The battle to stay on terms with Porsche
If there’s one country on the FIA World Endurance Championship calendar that most people look forward to visiting, it’s Japan. For me and several team-mates it’s like a home away from home, but you don’t need to have lived or raced there previously to feel that way. There really is something very special about the country, not least its knowledgeable and enthusiastic motor sport fans.
Where else in the world do drivers arrive at the track on a sodden morning to find fans standing in the open, full of passion and sometimes offering gifts, their mood not dampened by having slept overnight in their cars? They really are the craziest fans in the world, in the nicest possible sense. I’m pleased they got to see some great racing.
For Audi it was disappointing to leave Fuji with third and fourth places in the race and Porsche now leading the championships for both manufacturers and drivers, but that’s testament to the impressive job our rival has done this year. While the result might not show it, Audi took a big step forward in Fuji with the introduction of a new aero kit. It was the closest we had been to the Porsches in qualifying and, at the start of the race, it looked as though things might go our way. The Audi was the quicker car in the initial stages when the track was at its wettest, but as it began to dry the Porsches gained an advantage. It was in the next few hours that the damage was done. They were not only quicker on wet tyres on a drying – yet slippery and slower – track, but also in the next two stints as all cars switched to intermediates.
By the time the track dried, Porsche’s lead was comfortable enough that we were not able to put them under any pressure. The only consolation was that Audi achieved the quickest stint in the dry. This hints at what might have been possible had it not rained and gives us some optimism as we head into the final two races of the year.
The wheel-to-wheel battles have been really impressive this season and the fight between Mark Webber and Marcel Fässler was extremely entertaining. While quite often it’s LMP1 that grabs the media headlines, close racing exists throughout the field and sometimes even more so in the LMP2 and GTE classes. What’s most important to me is the respect shown between drivers. That allows you to fight hard and fair.
At Fuji it was the LMP2 class that attracted attention – unfortunately for the wrong reasons. It’s difficult for me to comment without knowing all the facts, but it’s clear that the same respect does not exist between some LMP2 drivers. To see so much contact and the championship lead change as a consequence is a real shame, and I really hope it doesn’t detract from the eventual outcome. I don’t buy into the fact that contact was intentional or that there was any malice, but it is fair to suggest that more caution should be taken when you’re a lap down.
As we near the final couple of WEC rounds, it’s a good time to look back and reflect on the year as a whole. For me it’s been incredible to step up and become part of the full WEC programme.
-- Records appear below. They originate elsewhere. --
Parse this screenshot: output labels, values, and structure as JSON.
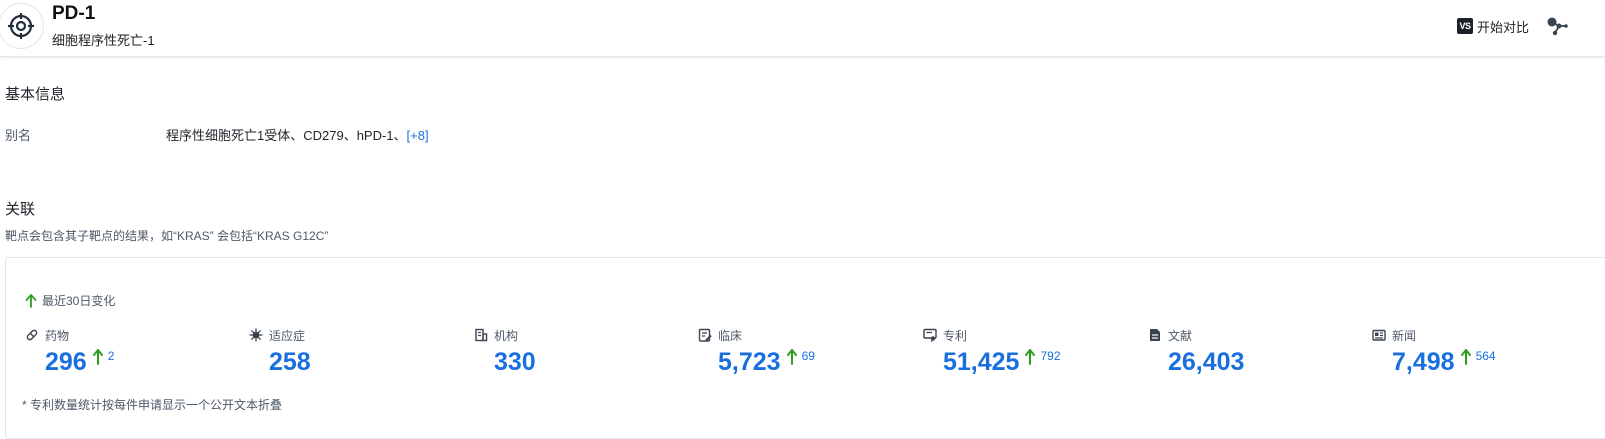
{
  "header": {
    "title": "PD-1",
    "subtitle": "细胞程序性死亡-1",
    "compare_badge": "VS",
    "compare_label": "开始对比"
  },
  "basic_info": {
    "section_title": "基本信息",
    "alias_label": "别名",
    "alias_value": "程序性细胞死亡1受体、CD279、hPD-1、",
    "alias_more": "[+8]"
  },
  "association": {
    "section_title": "关联",
    "description": "靶点会包含其子靶点的结果，如“KRAS” 会包括“KRAS G12C”",
    "change_label": "最近30日变化",
    "accent_color": "#1a6fe0",
    "up_color": "#2e9e1f",
    "stats": [
      {
        "icon": "pill-icon",
        "label": "药物",
        "value": "296",
        "delta": "2"
      },
      {
        "icon": "virus-icon",
        "label": "适应症",
        "value": "258",
        "delta": ""
      },
      {
        "icon": "building-icon",
        "label": "机构",
        "value": "330",
        "delta": ""
      },
      {
        "icon": "clinical-icon",
        "label": "临床",
        "value": "5,723",
        "delta": "69"
      },
      {
        "icon": "patent-icon",
        "label": "专利",
        "value": "51,425",
        "delta": "792"
      },
      {
        "icon": "document-icon",
        "label": "文献",
        "value": "26,403",
        "delta": ""
      },
      {
        "icon": "news-icon",
        "label": "新闻",
        "value": "7,498",
        "delta": "564"
      }
    ],
    "footnote": "* 专利数量统计按每件申请显示一个公开文本折叠"
  }
}
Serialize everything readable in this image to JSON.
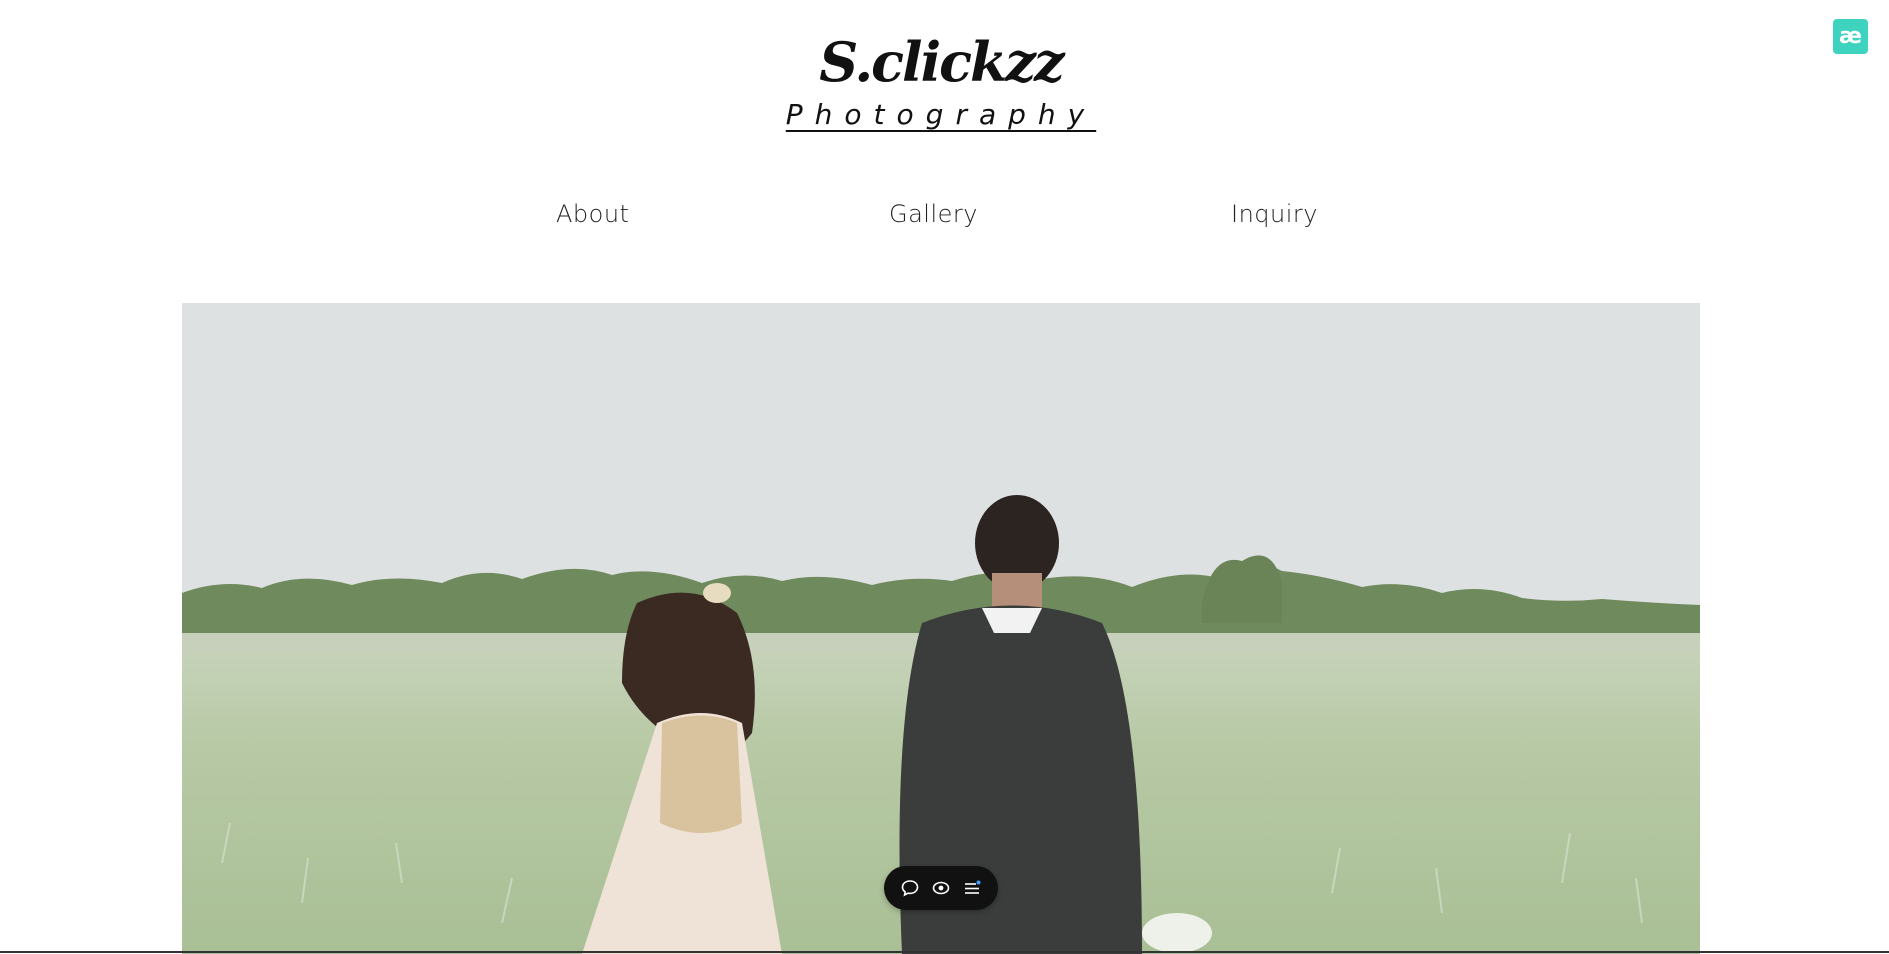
{
  "brand": {
    "title": "S.clickzz",
    "subtitle": "Photography"
  },
  "nav": {
    "items": [
      {
        "label": "About"
      },
      {
        "label": "Gallery"
      },
      {
        "label": "Inquiry"
      }
    ]
  },
  "corner_badge": {
    "glyph": "æ",
    "icon": "ae-app-icon",
    "color": "#3ed3bf"
  },
  "hero": {
    "image": "wedding-couple-walking-in-field-photo"
  },
  "floating_toolbar": {
    "icons": [
      "comment-icon",
      "eye-icon",
      "menu-list-icon"
    ]
  }
}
Good results have been more difficult to achieve than I had ever imagined, but I’m continuing to develop as a driver – much more so than I’d have thought possible.
Every race weekend presents a continuous learning curve and I feel Loïc [Duval], Lucas [di Grassi] and I are getting stronger as a team. It’s been positive to see us take the fight to our sister car since Le Mans and our goal has to be a podium finish in each of the two remaining races.